Problem to solve
Pull out every line from the listing that has the word "RFSA".

Dataset records
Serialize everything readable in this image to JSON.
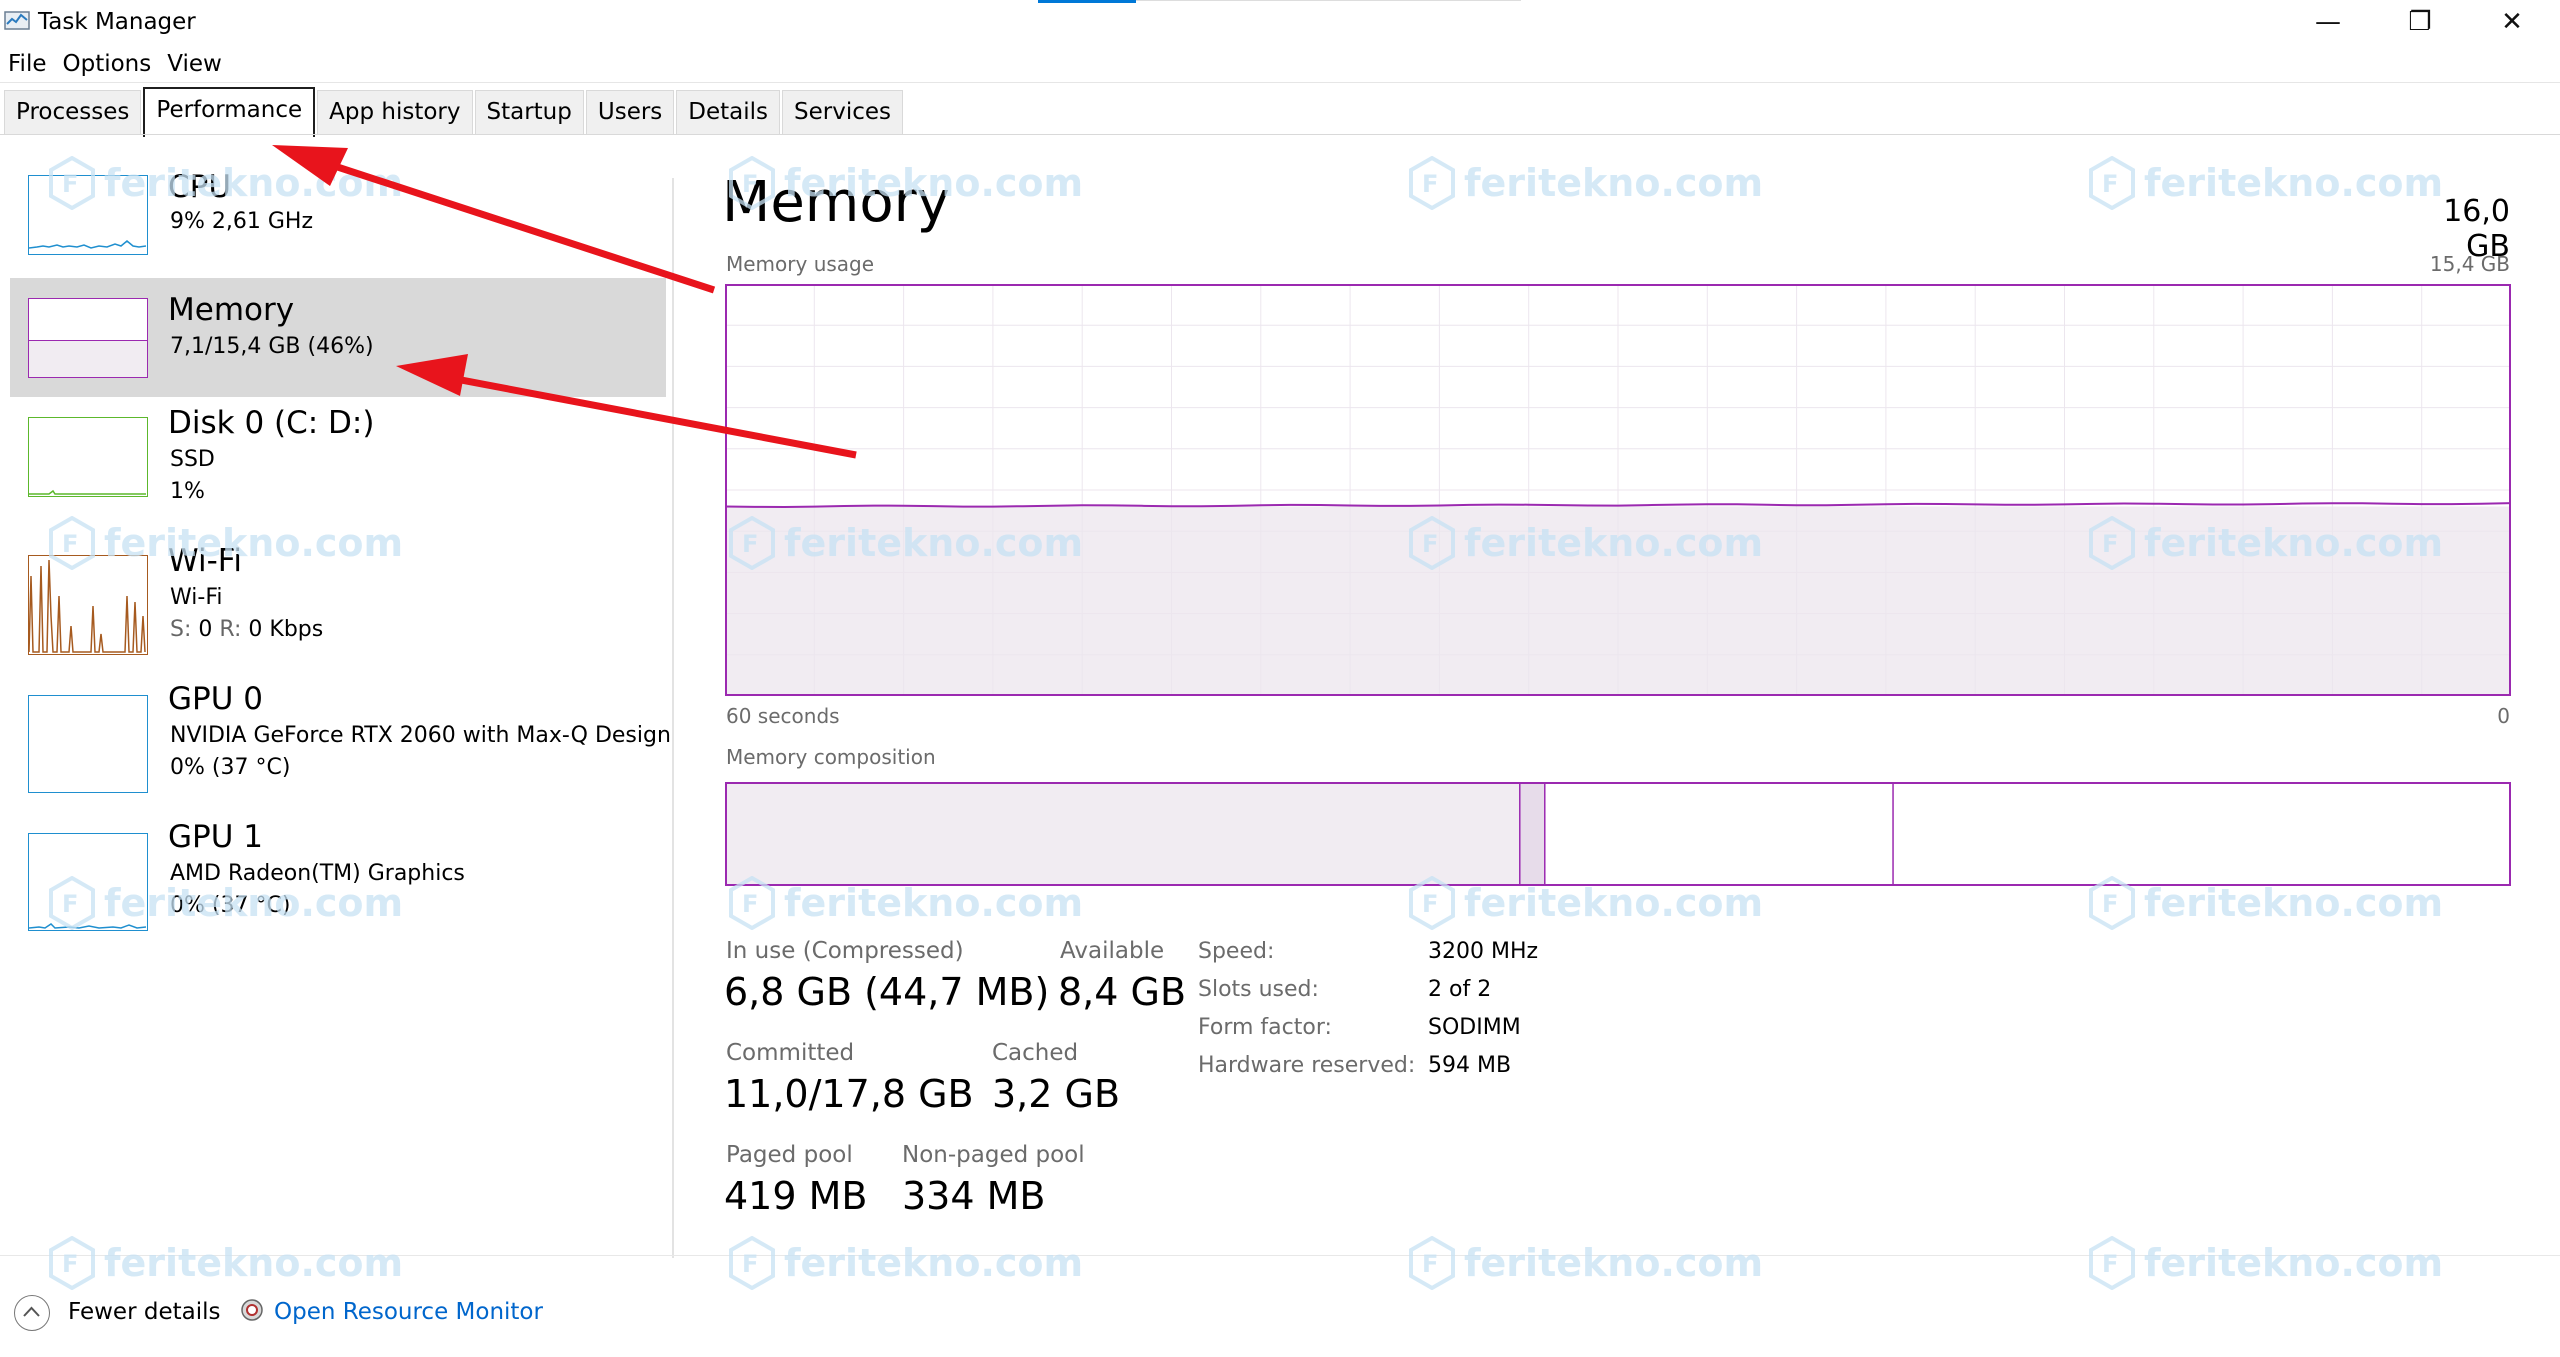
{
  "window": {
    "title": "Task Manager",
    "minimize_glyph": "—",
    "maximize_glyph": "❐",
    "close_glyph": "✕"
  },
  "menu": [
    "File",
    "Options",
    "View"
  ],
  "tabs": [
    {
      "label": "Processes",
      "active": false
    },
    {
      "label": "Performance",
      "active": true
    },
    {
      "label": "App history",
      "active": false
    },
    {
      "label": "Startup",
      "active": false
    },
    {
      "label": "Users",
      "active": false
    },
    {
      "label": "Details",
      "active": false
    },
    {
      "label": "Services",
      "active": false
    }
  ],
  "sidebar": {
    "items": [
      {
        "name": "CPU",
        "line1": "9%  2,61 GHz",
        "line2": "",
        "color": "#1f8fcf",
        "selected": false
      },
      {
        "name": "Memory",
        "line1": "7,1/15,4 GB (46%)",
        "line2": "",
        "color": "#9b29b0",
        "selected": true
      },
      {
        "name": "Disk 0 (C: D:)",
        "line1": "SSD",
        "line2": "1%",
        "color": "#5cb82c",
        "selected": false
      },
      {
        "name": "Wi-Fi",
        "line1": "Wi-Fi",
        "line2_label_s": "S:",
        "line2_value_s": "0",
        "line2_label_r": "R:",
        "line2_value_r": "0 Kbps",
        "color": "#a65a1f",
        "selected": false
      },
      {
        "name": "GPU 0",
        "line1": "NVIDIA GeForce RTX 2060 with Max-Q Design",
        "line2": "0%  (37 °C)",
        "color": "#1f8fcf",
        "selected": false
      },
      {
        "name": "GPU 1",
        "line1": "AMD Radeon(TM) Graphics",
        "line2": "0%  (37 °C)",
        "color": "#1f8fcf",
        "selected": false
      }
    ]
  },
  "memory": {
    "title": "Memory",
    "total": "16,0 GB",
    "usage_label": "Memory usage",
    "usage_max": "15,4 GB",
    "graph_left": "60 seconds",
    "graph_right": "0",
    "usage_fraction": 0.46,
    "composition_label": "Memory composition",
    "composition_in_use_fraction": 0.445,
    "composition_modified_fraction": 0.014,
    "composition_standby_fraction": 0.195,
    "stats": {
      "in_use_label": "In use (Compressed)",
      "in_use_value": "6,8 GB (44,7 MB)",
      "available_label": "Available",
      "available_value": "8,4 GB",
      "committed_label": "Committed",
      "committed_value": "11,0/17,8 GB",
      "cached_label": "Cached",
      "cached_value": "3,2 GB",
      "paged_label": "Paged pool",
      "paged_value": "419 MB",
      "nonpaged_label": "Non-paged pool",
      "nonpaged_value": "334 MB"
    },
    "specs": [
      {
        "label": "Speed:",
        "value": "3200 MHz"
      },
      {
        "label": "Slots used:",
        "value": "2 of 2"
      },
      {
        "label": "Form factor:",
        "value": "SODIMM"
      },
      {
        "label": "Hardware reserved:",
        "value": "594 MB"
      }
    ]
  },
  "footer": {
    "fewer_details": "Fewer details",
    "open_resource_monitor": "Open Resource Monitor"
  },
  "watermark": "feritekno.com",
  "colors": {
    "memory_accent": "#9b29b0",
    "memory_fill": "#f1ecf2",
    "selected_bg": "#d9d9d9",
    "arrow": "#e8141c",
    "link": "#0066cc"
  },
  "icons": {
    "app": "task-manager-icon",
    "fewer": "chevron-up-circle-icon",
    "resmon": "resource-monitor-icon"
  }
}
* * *
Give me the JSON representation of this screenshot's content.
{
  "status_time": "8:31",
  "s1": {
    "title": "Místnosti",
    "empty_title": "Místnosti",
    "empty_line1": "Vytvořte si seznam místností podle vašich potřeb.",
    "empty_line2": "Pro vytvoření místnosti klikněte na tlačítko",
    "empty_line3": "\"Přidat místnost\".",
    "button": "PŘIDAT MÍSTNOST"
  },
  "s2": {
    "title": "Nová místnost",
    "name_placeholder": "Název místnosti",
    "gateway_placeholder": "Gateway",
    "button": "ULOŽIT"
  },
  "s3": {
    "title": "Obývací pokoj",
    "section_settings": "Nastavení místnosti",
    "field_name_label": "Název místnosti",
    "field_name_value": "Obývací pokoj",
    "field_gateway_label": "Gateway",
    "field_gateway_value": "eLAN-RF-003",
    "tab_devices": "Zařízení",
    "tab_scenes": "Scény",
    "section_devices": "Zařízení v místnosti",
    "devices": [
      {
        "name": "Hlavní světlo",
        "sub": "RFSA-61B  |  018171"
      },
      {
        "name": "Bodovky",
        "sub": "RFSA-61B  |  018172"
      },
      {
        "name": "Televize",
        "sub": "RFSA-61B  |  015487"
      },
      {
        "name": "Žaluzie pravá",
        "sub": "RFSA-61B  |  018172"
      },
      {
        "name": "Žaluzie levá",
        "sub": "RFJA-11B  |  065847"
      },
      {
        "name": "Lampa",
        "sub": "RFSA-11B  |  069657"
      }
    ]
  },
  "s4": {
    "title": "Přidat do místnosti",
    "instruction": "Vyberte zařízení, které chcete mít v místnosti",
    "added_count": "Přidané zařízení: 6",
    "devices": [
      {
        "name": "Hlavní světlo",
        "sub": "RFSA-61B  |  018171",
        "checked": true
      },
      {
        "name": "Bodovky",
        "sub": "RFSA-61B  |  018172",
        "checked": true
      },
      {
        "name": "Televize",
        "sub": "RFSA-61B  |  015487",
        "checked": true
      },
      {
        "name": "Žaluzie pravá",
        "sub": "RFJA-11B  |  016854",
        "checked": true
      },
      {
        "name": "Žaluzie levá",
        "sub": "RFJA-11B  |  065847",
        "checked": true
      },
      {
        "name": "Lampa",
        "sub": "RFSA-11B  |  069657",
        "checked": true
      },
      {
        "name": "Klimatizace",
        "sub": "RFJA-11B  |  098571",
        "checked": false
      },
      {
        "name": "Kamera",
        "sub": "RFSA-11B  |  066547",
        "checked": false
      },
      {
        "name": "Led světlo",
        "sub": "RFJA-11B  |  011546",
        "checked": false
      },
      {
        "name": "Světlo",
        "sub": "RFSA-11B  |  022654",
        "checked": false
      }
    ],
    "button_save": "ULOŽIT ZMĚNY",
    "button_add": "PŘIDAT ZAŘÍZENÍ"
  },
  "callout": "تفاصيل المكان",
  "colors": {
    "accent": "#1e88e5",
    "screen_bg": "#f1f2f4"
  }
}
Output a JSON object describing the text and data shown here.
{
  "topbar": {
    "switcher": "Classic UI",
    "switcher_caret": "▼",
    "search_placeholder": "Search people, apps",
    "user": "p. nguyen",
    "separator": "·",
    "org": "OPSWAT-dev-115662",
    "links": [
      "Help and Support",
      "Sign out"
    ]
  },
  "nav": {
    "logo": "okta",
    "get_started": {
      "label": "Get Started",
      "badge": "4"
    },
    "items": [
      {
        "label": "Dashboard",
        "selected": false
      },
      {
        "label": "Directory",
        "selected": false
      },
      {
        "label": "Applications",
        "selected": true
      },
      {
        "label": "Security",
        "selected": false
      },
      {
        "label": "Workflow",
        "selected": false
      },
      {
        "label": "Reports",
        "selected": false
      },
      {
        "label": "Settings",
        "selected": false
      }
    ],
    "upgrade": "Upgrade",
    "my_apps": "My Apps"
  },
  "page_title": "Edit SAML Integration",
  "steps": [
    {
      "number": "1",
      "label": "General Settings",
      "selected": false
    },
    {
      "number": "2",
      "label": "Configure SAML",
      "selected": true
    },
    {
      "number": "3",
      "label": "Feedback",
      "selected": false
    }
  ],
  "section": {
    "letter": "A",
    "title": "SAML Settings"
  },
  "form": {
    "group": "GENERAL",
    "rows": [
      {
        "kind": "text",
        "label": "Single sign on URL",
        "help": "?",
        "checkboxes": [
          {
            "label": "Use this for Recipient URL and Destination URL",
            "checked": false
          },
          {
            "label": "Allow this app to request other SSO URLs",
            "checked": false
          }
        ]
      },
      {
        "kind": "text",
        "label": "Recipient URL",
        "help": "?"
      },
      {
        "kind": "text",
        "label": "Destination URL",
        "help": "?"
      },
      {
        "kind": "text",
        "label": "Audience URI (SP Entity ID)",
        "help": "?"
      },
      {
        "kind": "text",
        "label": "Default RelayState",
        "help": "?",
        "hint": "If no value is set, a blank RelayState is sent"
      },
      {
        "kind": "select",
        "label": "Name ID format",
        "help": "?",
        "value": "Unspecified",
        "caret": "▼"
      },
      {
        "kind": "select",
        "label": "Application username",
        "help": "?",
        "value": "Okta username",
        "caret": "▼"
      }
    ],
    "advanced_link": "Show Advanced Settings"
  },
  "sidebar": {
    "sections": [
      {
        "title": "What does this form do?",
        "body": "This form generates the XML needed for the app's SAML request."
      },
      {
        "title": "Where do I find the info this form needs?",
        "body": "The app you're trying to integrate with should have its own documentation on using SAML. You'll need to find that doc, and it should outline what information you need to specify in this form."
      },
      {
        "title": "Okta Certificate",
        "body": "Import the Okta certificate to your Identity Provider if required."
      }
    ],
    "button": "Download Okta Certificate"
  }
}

Answer
        "sub": "RFSA-61B  |  018171"
        "sub": "RFSA-61B  |  018172"
        "sub": "RFSA-61B  |  015487"
        "sub": "RFSA-61B  |  018172"
        "sub": "RFSA-11B  |  069657"
        "sub": "RFSA-61B  |  018171",
        "sub": "RFSA-61B  |  018172",
        "sub": "RFSA-61B  |  015487",
        "sub": "RFSA-11B  |  069657",
        "sub": "RFSA-11B  |  066547",
        "sub": "RFSA-11B  |  022654",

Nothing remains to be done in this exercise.